Every line of the material is to be set down exactly as written.

★ ★ ★

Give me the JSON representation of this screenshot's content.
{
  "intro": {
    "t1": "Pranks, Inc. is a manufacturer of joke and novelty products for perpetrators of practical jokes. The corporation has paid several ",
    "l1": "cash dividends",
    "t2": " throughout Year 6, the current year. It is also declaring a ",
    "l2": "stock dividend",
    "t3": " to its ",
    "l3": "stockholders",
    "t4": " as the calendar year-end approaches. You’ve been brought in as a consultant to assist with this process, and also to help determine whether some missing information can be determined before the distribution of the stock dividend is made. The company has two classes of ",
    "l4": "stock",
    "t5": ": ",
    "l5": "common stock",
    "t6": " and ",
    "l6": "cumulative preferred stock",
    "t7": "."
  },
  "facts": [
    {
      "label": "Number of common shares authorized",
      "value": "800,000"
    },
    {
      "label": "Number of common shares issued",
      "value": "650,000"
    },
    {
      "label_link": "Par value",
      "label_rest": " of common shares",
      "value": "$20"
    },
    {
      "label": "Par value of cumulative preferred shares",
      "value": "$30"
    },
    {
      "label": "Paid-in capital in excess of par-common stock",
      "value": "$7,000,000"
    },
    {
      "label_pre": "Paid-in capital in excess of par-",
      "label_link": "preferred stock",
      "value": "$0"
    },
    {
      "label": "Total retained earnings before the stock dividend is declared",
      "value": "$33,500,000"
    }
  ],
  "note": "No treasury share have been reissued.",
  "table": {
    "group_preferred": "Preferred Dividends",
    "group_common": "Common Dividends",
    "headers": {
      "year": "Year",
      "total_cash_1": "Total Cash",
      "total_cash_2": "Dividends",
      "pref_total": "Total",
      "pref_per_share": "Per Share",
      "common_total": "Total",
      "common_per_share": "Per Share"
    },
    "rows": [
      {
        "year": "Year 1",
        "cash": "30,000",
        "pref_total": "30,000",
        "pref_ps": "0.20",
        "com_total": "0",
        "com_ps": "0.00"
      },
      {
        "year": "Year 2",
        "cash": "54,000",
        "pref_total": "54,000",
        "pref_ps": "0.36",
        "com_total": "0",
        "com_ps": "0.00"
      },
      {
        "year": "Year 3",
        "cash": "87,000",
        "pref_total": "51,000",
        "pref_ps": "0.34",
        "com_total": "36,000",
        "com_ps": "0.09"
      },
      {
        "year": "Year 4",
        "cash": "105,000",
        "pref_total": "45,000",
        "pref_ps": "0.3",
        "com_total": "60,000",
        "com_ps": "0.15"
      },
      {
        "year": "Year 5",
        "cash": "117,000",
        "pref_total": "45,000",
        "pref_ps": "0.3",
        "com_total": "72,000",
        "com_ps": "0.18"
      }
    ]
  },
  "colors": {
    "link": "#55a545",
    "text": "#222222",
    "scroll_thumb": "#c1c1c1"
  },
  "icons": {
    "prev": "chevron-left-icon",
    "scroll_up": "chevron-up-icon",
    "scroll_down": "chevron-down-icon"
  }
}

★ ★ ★

Response box
Give me the JSON representation of this screenshot's content.
{
  "intro": {
    "t1": "Pranks, Inc. is a manufacturer of joke and novelty products for perpetrators of practical jokes. The corporation has paid several ",
    "l1": "cash dividends",
    "t2": " throughout Year 6, the current year. It is also declaring a ",
    "l2": "stock dividend",
    "t3": " to its ",
    "l3": "stockholders",
    "t4": " as the calendar year-end approaches. You’ve been brought in as a consultant to assist with this process, and also to help determine whether some missing information can be determined before the distribution of the stock dividend is made. The company has two classes of ",
    "l4": "stock",
    "t5": ": ",
    "l5": "common stock",
    "t6": " and ",
    "l6": "cumulative preferred stock",
    "t7": "."
  },
  "facts": [
    {
      "label": "Number of common shares authorized",
      "value": "800,000"
    },
    {
      "label": "Number of common shares issued",
      "value": "650,000"
    },
    {
      "label_link": "Par value",
      "label_rest": " of common shares",
      "value": "$20"
    },
    {
      "label": "Par value of cumulative preferred shares",
      "value": "$30"
    },
    {
      "label": "Paid-in capital in excess of par-common stock",
      "value": "$7,000,000"
    },
    {
      "label_pre": "Paid-in capital in excess of par-",
      "label_link": "preferred stock",
      "value": "$0"
    },
    {
      "label": "Total retained earnings before the stock dividend is declared",
      "value": "$33,500,000"
    }
  ],
  "note": "No treasury share have been reissued.",
  "table": {
    "group_preferred": "Preferred Dividends",
    "group_common": "Common Dividends",
    "headers": {
      "year": "Year",
      "total_cash_1": "Total Cash",
      "total_cash_2": "Dividends",
      "pref_total": "Total",
      "pref_per_share": "Per Share",
      "common_total": "Total",
      "common_per_share": "Per Share"
    },
    "rows": [
      {
        "year": "Year 1",
        "cash": "30,000",
        "pref_total": "30,000",
        "pref_ps": "0.20",
        "com_total": "0",
        "com_ps": "0.00"
      },
      {
        "year": "Year 2",
        "cash": "54,000",
        "pref_total": "54,000",
        "pref_ps": "0.36",
        "com_total": "0",
        "com_ps": "0.00"
      },
      {
        "year": "Year 3",
        "cash": "87,000",
        "pref_total": "51,000",
        "pref_ps": "0.34",
        "com_total": "36,000",
        "com_ps": "0.09"
      },
      {
        "year": "Year 4",
        "cash": "105,000",
        "pref_total": "45,000",
        "pref_ps": "0.3",
        "com_total": "60,000",
        "com_ps": "0.15"
      },
      {
        "year": "Year 5",
        "cash": "117,000",
        "pref_total": "45,000",
        "pref_ps": "0.3",
        "com_total": "72,000",
        "com_ps": "0.18"
      }
    ]
  },
  "colors": {
    "link": "#55a545",
    "text": "#222222",
    "scroll_thumb": "#c1c1c1"
  },
  "icons": {
    "prev": "chevron-left-icon",
    "scroll_up": "chevron-up-icon",
    "scroll_down": "chevron-down-icon"
  }
}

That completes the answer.